-------- Material to process --------

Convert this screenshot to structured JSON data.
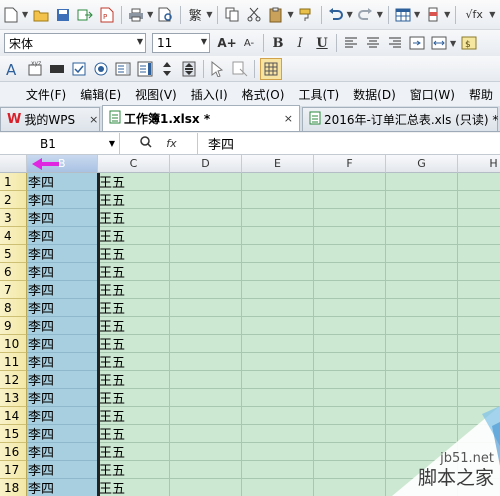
{
  "toolbar1": {
    "font_traditional": "繁",
    "formula_label": "√fx"
  },
  "toolbar2": {
    "font_name": "宋体",
    "font_size": "11",
    "bold": "B",
    "italic": "I",
    "underline": "U",
    "grow_font": "A+",
    "shrink_font": "A-"
  },
  "menu": [
    "文件(F)",
    "编辑(E)",
    "视图(V)",
    "插入(I)",
    "格式(O)",
    "工具(T)",
    "数据(D)",
    "窗口(W)",
    "帮助"
  ],
  "tabs": [
    {
      "label": "我的WPS",
      "close": "×"
    },
    {
      "label": "工作簿1.xlsx *",
      "close": "×"
    },
    {
      "label": "2016年-订单汇总表.xls (只读) *",
      "close": ""
    }
  ],
  "formula_bar": {
    "name_box": "B1",
    "fx": "fx",
    "content": "李四"
  },
  "grid": {
    "columns": [
      "B",
      "C",
      "D",
      "E",
      "F",
      "G",
      "H"
    ],
    "rows": [
      {
        "n": "1",
        "b": "李四",
        "c": "王五"
      },
      {
        "n": "2",
        "b": "李四",
        "c": "王五"
      },
      {
        "n": "3",
        "b": "李四",
        "c": "王五"
      },
      {
        "n": "4",
        "b": "李四",
        "c": "王五"
      },
      {
        "n": "5",
        "b": "李四",
        "c": "王五"
      },
      {
        "n": "6",
        "b": "李四",
        "c": "王五"
      },
      {
        "n": "7",
        "b": "李四",
        "c": "王五"
      },
      {
        "n": "8",
        "b": "李四",
        "c": "王五"
      },
      {
        "n": "9",
        "b": "李四",
        "c": "王五"
      },
      {
        "n": "10",
        "b": "李四",
        "c": "王五"
      },
      {
        "n": "11",
        "b": "李四",
        "c": "王五"
      },
      {
        "n": "12",
        "b": "李四",
        "c": "王五"
      },
      {
        "n": "13",
        "b": "李四",
        "c": "王五"
      },
      {
        "n": "14",
        "b": "李四",
        "c": "王五"
      },
      {
        "n": "15",
        "b": "李四",
        "c": "王五"
      },
      {
        "n": "16",
        "b": "李四",
        "c": "王五"
      },
      {
        "n": "17",
        "b": "李四",
        "c": "王五"
      },
      {
        "n": "18",
        "b": "李四",
        "c": "王五"
      }
    ]
  },
  "watermark": {
    "site": "jb51.net",
    "name": "脚本之家"
  },
  "colors": {
    "selected_column": "#a8cfe0",
    "grid_green": "#cde8d2",
    "arrow": "#e026e0",
    "wps_red": "#d9202a"
  }
}
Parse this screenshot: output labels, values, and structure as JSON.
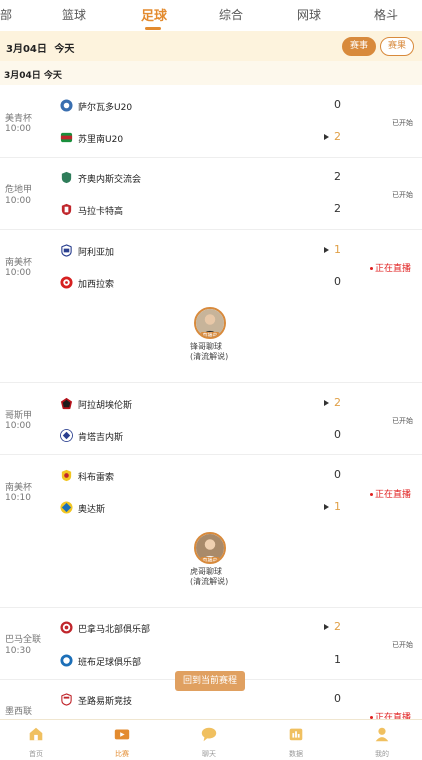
{
  "tabs": {
    "partial_left": "部",
    "basketball": "篮球",
    "football": "足球",
    "comprehensive": "综合",
    "tennis": "网球",
    "fighting": "格斗"
  },
  "date_header": {
    "date": "3月04日",
    "day": "今天",
    "schedule_btn": "赛事",
    "result_btn": "赛果"
  },
  "date_sub": {
    "label": "3月04日  今天"
  },
  "matches": [
    {
      "league": "美青杯",
      "time": "10:00",
      "home": {
        "name": "萨尔瓦多U20",
        "score": "0",
        "highlight": false,
        "arrow": false
      },
      "away": {
        "name": "苏里南U20",
        "score": "2",
        "highlight": true,
        "arrow": true
      },
      "status": "已开始",
      "live": false
    },
    {
      "league": "危地甲",
      "time": "10:00",
      "home": {
        "name": "齐奥内斯交流会",
        "score": "2",
        "highlight": false,
        "arrow": false
      },
      "away": {
        "name": "马拉卡特高",
        "score": "2",
        "highlight": false,
        "arrow": false
      },
      "status": "已开始",
      "live": false
    },
    {
      "league": "南美杯",
      "time": "10:00",
      "home": {
        "name": "阿利亚加",
        "score": "1",
        "highlight": true,
        "arrow": true
      },
      "away": {
        "name": "加西拉索",
        "score": "0",
        "highlight": false,
        "arrow": false
      },
      "status": "正在直播",
      "live": true,
      "anchor": {
        "badge": "直播中",
        "name": "锋哥聊球(清流解说)"
      }
    },
    {
      "league": "哥斯甲",
      "time": "10:00",
      "home": {
        "name": "阿拉胡埃伦斯",
        "score": "2",
        "highlight": true,
        "arrow": true
      },
      "away": {
        "name": "肯塔吉内斯",
        "score": "0",
        "highlight": false,
        "arrow": false
      },
      "status": "已开始",
      "live": false
    },
    {
      "league": "南美杯",
      "time": "10:10",
      "home": {
        "name": "科布雷索",
        "score": "0",
        "highlight": false,
        "arrow": false
      },
      "away": {
        "name": "奥达斯",
        "score": "1",
        "highlight": true,
        "arrow": true
      },
      "status": "正在直播",
      "live": true,
      "anchor": {
        "badge": "直播中",
        "name": "虎哥聊球(清流解说)"
      }
    },
    {
      "league": "巴马全联",
      "time": "10:30",
      "home": {
        "name": "巴拿马北部俱乐部",
        "score": "2",
        "highlight": true,
        "arrow": true
      },
      "away": {
        "name": "班布足球俱乐部",
        "score": "1",
        "highlight": false,
        "arrow": false
      },
      "status": "已开始",
      "live": false
    },
    {
      "league": "墨西联",
      "time": "",
      "home": {
        "name": "圣路易斯竞技",
        "score": "0",
        "highlight": false,
        "arrow": false
      },
      "status": "正在直播",
      "live": true
    }
  ],
  "back_button": "回到当前赛程",
  "bottom_nav": [
    {
      "label": "首页",
      "icon": "home-icon",
      "active": false
    },
    {
      "label": "比赛",
      "icon": "match-icon",
      "active": true
    },
    {
      "label": "聊天",
      "icon": "chat-icon",
      "active": false
    },
    {
      "label": "数据",
      "icon": "data-icon",
      "active": false
    },
    {
      "label": "我的",
      "icon": "profile-icon",
      "active": false
    }
  ],
  "colors": {
    "accent": "#e38b2f",
    "header_bg": "#fdf3dd",
    "live": "#e02020",
    "score_highlight": "#e0a048"
  }
}
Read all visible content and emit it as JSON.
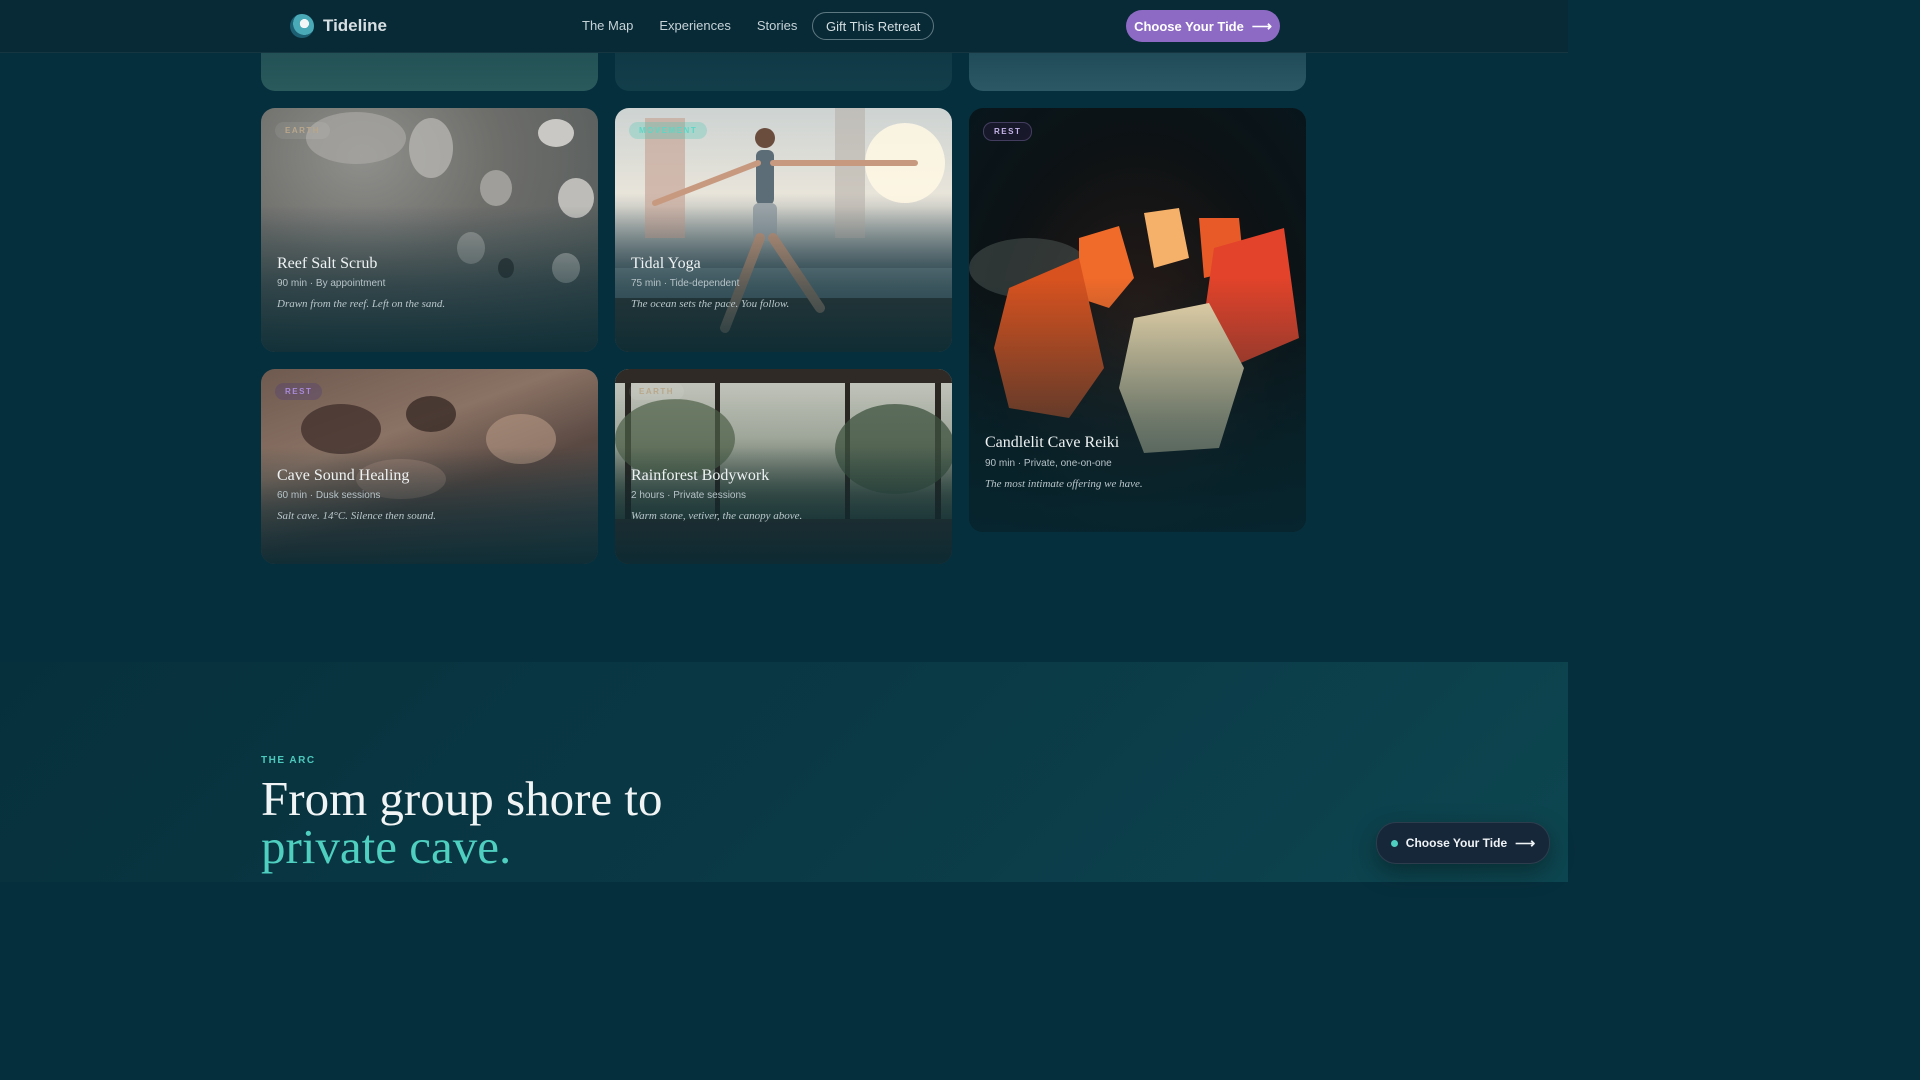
{
  "brand": {
    "name": "Tideline",
    "logo_icon": "wave-globe-icon"
  },
  "nav": {
    "items": [
      "The Map",
      "Experiences",
      "Stories"
    ],
    "gift": "Gift This Retreat"
  },
  "header_cta": {
    "label": "Choose Your Tide",
    "icon": "arrow-right-icon"
  },
  "cards": [
    {
      "badge": "EARTH",
      "title": "Reef Salt Scrub",
      "duration": "90 min",
      "detail": "By appointment",
      "tagline": "Drawn from the reef. Left on the sand.",
      "image": "shells-on-sand"
    },
    {
      "badge": "MOVEMENT",
      "title": "Tidal Yoga",
      "duration": "75 min",
      "detail": "Tide-dependent",
      "tagline": "The ocean sets the pace. You follow.",
      "image": "yoga-pier-sunset"
    },
    {
      "badge": "REST",
      "title": "Candlelit Cave Reiki",
      "duration": "90 min",
      "detail": "Private, one-on-one",
      "tagline": "The most intimate offering we have.",
      "image": "salt-lamps-cave"
    },
    {
      "badge": "REST",
      "title": "Cave Sound Healing",
      "duration": "60 min",
      "detail": "Dusk sessions",
      "tagline": "Salt cave. 14°C. Silence then sound.",
      "image": "sandstone-cave"
    },
    {
      "badge": "EARTH",
      "title": "Rainforest Bodywork",
      "duration": "2 hours",
      "detail": "Private sessions",
      "tagline": "Warm stone, vetiver, the canopy above.",
      "image": "rainforest-pavilion"
    }
  ],
  "section": {
    "eyebrow": "THE ARC",
    "headline_line1": "From group shore to",
    "headline_line2": "private cave."
  },
  "float_cta": {
    "label": "Choose Your Tide",
    "icon": "arrow-right-icon"
  }
}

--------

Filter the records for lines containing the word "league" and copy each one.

      "league": "美青杯",
      "league": "危地甲",
      "league": "南美杯",
      "league": "哥斯甲",
      "league": "南美杯",
      "league": "巴马全联",
      "league": "墨西联",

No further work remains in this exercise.